BEGIN The input

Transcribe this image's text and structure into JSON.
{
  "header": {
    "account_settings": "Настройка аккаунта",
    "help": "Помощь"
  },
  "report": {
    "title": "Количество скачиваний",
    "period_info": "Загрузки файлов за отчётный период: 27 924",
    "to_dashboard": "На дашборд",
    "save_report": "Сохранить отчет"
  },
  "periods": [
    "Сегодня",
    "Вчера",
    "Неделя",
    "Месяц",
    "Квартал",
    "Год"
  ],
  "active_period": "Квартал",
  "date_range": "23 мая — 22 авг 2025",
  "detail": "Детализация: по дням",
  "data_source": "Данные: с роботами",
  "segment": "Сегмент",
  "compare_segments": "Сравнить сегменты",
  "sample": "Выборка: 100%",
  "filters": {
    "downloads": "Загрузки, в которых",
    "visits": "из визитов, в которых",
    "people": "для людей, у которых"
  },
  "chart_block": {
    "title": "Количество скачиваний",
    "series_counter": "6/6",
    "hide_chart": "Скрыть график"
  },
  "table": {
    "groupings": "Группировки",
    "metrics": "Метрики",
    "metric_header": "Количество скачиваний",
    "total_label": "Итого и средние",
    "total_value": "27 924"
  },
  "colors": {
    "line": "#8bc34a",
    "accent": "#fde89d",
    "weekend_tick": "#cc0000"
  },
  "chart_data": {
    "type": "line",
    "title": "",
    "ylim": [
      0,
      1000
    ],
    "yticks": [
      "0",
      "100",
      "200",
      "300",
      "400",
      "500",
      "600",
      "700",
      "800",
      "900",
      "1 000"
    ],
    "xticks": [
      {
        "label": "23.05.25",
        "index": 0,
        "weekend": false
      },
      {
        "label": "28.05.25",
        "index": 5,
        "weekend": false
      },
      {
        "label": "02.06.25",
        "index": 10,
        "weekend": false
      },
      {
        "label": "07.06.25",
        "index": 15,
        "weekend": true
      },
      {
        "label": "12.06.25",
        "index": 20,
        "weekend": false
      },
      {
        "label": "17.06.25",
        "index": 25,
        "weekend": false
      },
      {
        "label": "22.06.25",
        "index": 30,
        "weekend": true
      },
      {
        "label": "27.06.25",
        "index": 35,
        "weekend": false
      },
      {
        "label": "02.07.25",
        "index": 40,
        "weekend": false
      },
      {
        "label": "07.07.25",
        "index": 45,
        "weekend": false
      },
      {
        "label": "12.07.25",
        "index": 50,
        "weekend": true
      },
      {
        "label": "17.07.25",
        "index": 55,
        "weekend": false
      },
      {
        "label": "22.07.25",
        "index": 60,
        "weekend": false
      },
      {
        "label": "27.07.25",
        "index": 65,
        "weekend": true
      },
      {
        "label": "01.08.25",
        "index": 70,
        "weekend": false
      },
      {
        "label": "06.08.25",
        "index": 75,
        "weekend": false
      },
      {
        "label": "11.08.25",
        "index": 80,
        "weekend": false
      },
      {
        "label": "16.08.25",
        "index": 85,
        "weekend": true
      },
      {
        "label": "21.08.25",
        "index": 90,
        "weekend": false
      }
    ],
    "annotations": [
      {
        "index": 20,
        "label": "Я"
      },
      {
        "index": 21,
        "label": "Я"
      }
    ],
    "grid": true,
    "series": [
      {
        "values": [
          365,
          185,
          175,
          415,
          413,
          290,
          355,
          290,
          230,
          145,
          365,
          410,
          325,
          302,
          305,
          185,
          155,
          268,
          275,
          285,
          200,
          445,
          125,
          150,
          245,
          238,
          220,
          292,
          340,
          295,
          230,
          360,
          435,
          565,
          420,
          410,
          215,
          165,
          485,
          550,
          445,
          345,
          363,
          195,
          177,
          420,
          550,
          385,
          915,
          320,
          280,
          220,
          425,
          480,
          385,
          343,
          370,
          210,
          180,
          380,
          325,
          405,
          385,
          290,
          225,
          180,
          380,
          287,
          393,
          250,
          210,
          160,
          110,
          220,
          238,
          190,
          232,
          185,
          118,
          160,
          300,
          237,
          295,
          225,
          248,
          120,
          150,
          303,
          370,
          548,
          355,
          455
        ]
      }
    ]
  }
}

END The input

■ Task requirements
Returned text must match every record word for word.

■ Response
Transcribe this image's text and structure into JSON.
{
  "header": {
    "account_settings": "Настройка аккаунта",
    "help": "Помощь"
  },
  "report": {
    "title": "Количество скачиваний",
    "period_info": "Загрузки файлов за отчётный период: 27 924",
    "to_dashboard": "На дашборд",
    "save_report": "Сохранить отчет"
  },
  "periods": [
    "Сегодня",
    "Вчера",
    "Неделя",
    "Месяц",
    "Квартал",
    "Год"
  ],
  "active_period": "Квартал",
  "date_range": "23 мая — 22 авг 2025",
  "detail": "Детализация: по дням",
  "data_source": "Данные: с роботами",
  "segment": "Сегмент",
  "compare_segments": "Сравнить сегменты",
  "sample": "Выборка: 100%",
  "filters": {
    "downloads": "Загрузки, в которых",
    "visits": "из визитов, в которых",
    "people": "для людей, у которых"
  },
  "chart_block": {
    "title": "Количество скачиваний",
    "series_counter": "6/6",
    "hide_chart": "Скрыть график"
  },
  "table": {
    "groupings": "Группировки",
    "metrics": "Метрики",
    "metric_header": "Количество скачиваний",
    "total_label": "Итого и средние",
    "total_value": "27 924"
  },
  "colors": {
    "line": "#8bc34a",
    "accent": "#fde89d",
    "weekend_tick": "#cc0000"
  },
  "chart_data": {
    "type": "line",
    "title": "",
    "ylim": [
      0,
      1000
    ],
    "yticks": [
      "0",
      "100",
      "200",
      "300",
      "400",
      "500",
      "600",
      "700",
      "800",
      "900",
      "1 000"
    ],
    "xticks": [
      {
        "label": "23.05.25",
        "index": 0,
        "weekend": false
      },
      {
        "label": "28.05.25",
        "index": 5,
        "weekend": false
      },
      {
        "label": "02.06.25",
        "index": 10,
        "weekend": false
      },
      {
        "label": "07.06.25",
        "index": 15,
        "weekend": true
      },
      {
        "label": "12.06.25",
        "index": 20,
        "weekend": false
      },
      {
        "label": "17.06.25",
        "index": 25,
        "weekend": false
      },
      {
        "label": "22.06.25",
        "index": 30,
        "weekend": true
      },
      {
        "label": "27.06.25",
        "index": 35,
        "weekend": false
      },
      {
        "label": "02.07.25",
        "index": 40,
        "weekend": false
      },
      {
        "label": "07.07.25",
        "index": 45,
        "weekend": false
      },
      {
        "label": "12.07.25",
        "index": 50,
        "weekend": true
      },
      {
        "label": "17.07.25",
        "index": 55,
        "weekend": false
      },
      {
        "label": "22.07.25",
        "index": 60,
        "weekend": false
      },
      {
        "label": "27.07.25",
        "index": 65,
        "weekend": true
      },
      {
        "label": "01.08.25",
        "index": 70,
        "weekend": false
      },
      {
        "label": "06.08.25",
        "index": 75,
        "weekend": false
      },
      {
        "label": "11.08.25",
        "index": 80,
        "weekend": false
      },
      {
        "label": "16.08.25",
        "index": 85,
        "weekend": true
      },
      {
        "label": "21.08.25",
        "index": 90,
        "weekend": false
      }
    ],
    "annotations": [
      {
        "index": 20,
        "label": "Я"
      },
      {
        "index": 21,
        "label": "Я"
      }
    ],
    "grid": true,
    "series": [
      {
        "values": [
          365,
          185,
          175,
          415,
          413,
          290,
          355,
          290,
          230,
          145,
          365,
          410,
          325,
          302,
          305,
          185,
          155,
          268,
          275,
          285,
          200,
          445,
          125,
          150,
          245,
          238,
          220,
          292,
          340,
          295,
          230,
          360,
          435,
          565,
          420,
          410,
          215,
          165,
          485,
          550,
          445,
          345,
          363,
          195,
          177,
          420,
          550,
          385,
          915,
          320,
          280,
          220,
          425,
          480,
          385,
          343,
          370,
          210,
          180,
          380,
          325,
          405,
          385,
          290,
          225,
          180,
          380,
          287,
          393,
          250,
          210,
          160,
          110,
          220,
          238,
          190,
          232,
          185,
          118,
          160,
          300,
          237,
          295,
          225,
          248,
          120,
          150,
          303,
          370,
          548,
          355,
          455
        ]
      }
    ]
  }
}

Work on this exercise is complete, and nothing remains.